◆ **INFORMATION SHOWN**
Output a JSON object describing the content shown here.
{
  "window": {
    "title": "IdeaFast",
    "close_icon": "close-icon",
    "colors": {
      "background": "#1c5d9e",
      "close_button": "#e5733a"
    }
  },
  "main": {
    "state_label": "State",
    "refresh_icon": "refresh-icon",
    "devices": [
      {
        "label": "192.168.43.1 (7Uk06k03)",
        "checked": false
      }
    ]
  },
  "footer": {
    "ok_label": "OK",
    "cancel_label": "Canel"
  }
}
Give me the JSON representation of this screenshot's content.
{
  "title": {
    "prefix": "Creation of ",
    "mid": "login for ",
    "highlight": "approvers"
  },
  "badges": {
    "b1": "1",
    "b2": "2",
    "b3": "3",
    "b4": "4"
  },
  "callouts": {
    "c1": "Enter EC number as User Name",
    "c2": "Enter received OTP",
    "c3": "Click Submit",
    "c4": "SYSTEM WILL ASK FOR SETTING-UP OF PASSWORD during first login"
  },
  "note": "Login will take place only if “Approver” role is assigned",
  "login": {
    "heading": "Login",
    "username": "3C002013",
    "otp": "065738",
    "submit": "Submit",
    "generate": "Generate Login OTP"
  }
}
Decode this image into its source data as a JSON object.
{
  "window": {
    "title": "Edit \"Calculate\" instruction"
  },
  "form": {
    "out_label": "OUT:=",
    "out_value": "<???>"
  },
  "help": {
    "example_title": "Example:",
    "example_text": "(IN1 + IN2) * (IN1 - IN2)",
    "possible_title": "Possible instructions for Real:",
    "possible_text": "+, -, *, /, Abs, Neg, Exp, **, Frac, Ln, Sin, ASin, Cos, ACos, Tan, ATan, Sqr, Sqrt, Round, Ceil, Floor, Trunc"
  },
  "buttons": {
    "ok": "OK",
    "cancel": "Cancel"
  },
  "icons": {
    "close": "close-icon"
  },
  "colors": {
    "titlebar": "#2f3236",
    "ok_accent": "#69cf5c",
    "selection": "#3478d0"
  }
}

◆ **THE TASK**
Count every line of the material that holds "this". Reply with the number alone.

◆ **THE COMPLETED TASK**
2